Sarcoma is a malignancy primary to the musculoskeletal system and can arise in either bone or soft tissue. Cancer that starts in bone is called skeletal sarcoma and examples include osteosarcoma, Ewing sarcoma, or chondrosarcoma. Cancers that begin in the bone are quite rare and are called primary bone tumors. Tumors that arise elsewhere in the body and travel to the bones are called secondary bone tumors. Secondary bone tumors are more commonly metastases from lungs, prostate, breast or kidney cancer. Sarcomas are rare, constituting 0.5% of the total annual number of new cancers and are 200 times less common than carcinomas. The rarity of sarcomas means most doctors seldom see one which explains why patients are often referred to specialty hospitals where experienced surgeons utilize limb-sparing (no amputation) surgery whenever possible.

Skeletal sarcomas are most often found in legs and arms of children and young adults, but they can occur at any age.

Osteosarcoma is the most common type of bone cancer in young people, usually occurring between ages of 10 and 25 with males more commonly affected than females. It may also occur in the fifth or sixth decades of life. Osteosarcoma starts in the ends of long bones of the arms or legs where new bone tissue rapidly forms.

Ewing sarcoma is usually found in young people between the ages of 10 to 25.This cancer forms in the mid part or shaft of large bones, hip and thigh bones, upper arm and ribs.

Chondrosarcoma forms cartilage growth around joints and is found mainly in adults.

Limb sparing surgery (LSS) which is a special operative procedure performed by oncology orthopedic surgeons has become the accepted standard of care for patients with sarcomas of the extremities. The cancer in the bone or soft tissue is removed surgically without amputation with replacement of bones and joints by metal prostheses and/or reconstruction of the defect. Even though the salvaged extremity looks and moves in a near-normal manner, function rarely returns to 100% normal. Common causes of prosthesis failure include infection, aseptic loosening, bone resorbtion and fracture.

Regular follow-up for several years is very important after treatment for bone or soft tissue cancer. Regular check-ups will include physical exams, x-rays, scans, blood tests and other laboratory tests.

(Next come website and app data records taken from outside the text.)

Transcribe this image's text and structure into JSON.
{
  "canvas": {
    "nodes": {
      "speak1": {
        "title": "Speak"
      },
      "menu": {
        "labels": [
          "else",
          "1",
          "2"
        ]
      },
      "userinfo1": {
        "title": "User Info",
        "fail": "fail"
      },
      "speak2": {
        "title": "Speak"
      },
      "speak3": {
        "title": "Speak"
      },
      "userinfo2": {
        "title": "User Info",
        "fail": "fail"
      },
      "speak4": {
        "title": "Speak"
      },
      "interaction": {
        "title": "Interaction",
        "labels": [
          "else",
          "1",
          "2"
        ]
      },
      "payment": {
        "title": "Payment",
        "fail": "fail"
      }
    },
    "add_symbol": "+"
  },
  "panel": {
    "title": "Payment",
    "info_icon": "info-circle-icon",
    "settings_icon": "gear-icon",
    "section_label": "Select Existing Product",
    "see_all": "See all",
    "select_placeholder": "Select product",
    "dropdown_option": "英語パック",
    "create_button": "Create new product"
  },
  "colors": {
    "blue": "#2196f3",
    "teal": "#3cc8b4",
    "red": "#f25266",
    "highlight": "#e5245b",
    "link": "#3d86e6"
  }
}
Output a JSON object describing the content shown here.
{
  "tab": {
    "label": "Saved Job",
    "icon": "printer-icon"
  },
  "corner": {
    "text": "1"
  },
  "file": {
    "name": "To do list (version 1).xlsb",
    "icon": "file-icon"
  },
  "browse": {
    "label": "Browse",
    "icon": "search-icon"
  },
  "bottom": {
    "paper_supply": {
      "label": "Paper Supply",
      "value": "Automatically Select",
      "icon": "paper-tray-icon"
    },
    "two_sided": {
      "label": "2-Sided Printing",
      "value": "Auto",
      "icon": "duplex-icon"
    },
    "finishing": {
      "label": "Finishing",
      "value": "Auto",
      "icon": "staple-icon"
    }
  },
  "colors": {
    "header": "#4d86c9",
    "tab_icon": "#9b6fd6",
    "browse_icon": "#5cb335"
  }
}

Patients who have limb salvage operations with joint replacements will require physical therapy to help regain optimal use of their operated limb. Patients with amputations will also require physical therapy with prosthetic training.